You love the radiant glow, but here’s how to deal with the less-welcome skin changes of pregnancy, from stretchmarks to spots
Pregnancy is a wonderful adventure, but along with that famous glow, and other lovely side-effects, you may notice your skin goes through a few unexpected changes, too –blame those helter-skelter hormones!
Most will resolve themselves on their own after baby is born, but there’s a lot you can do to help in the meantime. Here’s how…
Your skin performs a miraculous feat as your bump goes from walnut to watermelon – so it’s no surprise stretchmarks can be the result! Genetics can play a big part in causing stretchmarks, but there are a few things you can do, too.
Here are our top three anti-stretch strategies:
- Eat sensibly. Around 10-12kg is an average, healthy weight gain, most of which you’ll put on after week 20
- Apply skincare treatments after showering. The warm water opens the pores, so products work more effectively
- Don’t stop at your bump. Moisturize all over; your legs, hips, upper arms, back, bottom and breasts are all prone to stretchmarks, too
If you’re fretting about stretchmarks, there are lots of creams and oils to help reduce their appearance. Remember to keep on applying after baby arrives: your skin will have lost some of its elasticity but keeping it well-nourished will help it recover more quickly as your bump shrinks.
Dark bump line
Your bump may develop a dark vertical line during the second or third trimester, but there’s no need to worry. Known as the ‘linea nigra’, it’s a totally normal pigmentation caused by pregnancy hormones. As your tummy muscles stretch to make room for your growing baby, the pigment can appear as a dark line. Around three-quarters of mums-to-be get this.Exposure to sunlight can make the linea nigra darker. However, soon after baby arrives, the line will start to go paler, and it usually disappears within 12 months.
If you’re battling breakouts rather than enjoying that famous pregnancy glow, you’re not alone. Acne during pregnancy affects one in two women and is most common in the first trimester, thanks to hormonal surges.Skin becomes oilier, causing temporary breakouts. Although there’s no way to prevent the problem, these tips and remedies can help clear up those pesky pimples:
- Wash gently with a mild soap or cleanser twice a day
- Pat your skin dry rather than rubbing it
- Try to use oil-free skincare and noncomedogenic make-up that won't clog your pores
- Always ask your doctor or pharmacist before using any medicines for acne.
From around week 10 of your pregnancy, you may notice that your veins are more pronounced than before. It’s no wonder you can see them – your blood volume is up by a whopping 50 percent during pregnancy – and your veins are keeping up with the flow. If you don’t like the way they look, just remember that your veins are performing a starring role, carrying vital nutrients to your growing baby.
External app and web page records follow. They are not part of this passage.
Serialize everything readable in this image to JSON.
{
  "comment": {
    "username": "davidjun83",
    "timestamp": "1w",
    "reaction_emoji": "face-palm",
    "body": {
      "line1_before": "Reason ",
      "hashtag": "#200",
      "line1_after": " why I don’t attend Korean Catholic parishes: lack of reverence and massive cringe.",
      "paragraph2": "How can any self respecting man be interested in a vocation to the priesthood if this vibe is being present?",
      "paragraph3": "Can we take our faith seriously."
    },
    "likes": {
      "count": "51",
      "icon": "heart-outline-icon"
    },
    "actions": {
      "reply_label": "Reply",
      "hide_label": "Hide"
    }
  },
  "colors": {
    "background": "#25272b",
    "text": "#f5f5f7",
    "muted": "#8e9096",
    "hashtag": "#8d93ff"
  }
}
And the increased blood flow has a welcome effect – that gorgeous pregnancy glow. If you’ve also developed thread veins (tiny blood vessels in a spider-like pattern), you may want to try a high-coverage concealer. The good news is that both visible veins and thread veins usually improve once your baby is born.
Dark, patchy skin
Your hormones are to blame yet again when it comes to the ‘mask of pregnancy’ – also known as melasma or chloasma.This is when darker pigmentation develops on the face, particularly on the cheeks, forehead and upper lip. "Skin is more prone to discoloration, dark patches and sunburn during pregnancy," says Boots sun care expert Clare O’Connor. "So, don’t forget to slather on a high-factor, five-star sunscreen – especially if you’re planning a babymoon somewhere sunny." Like the linea nigra, melasma usually fades by your baby’s first birthday.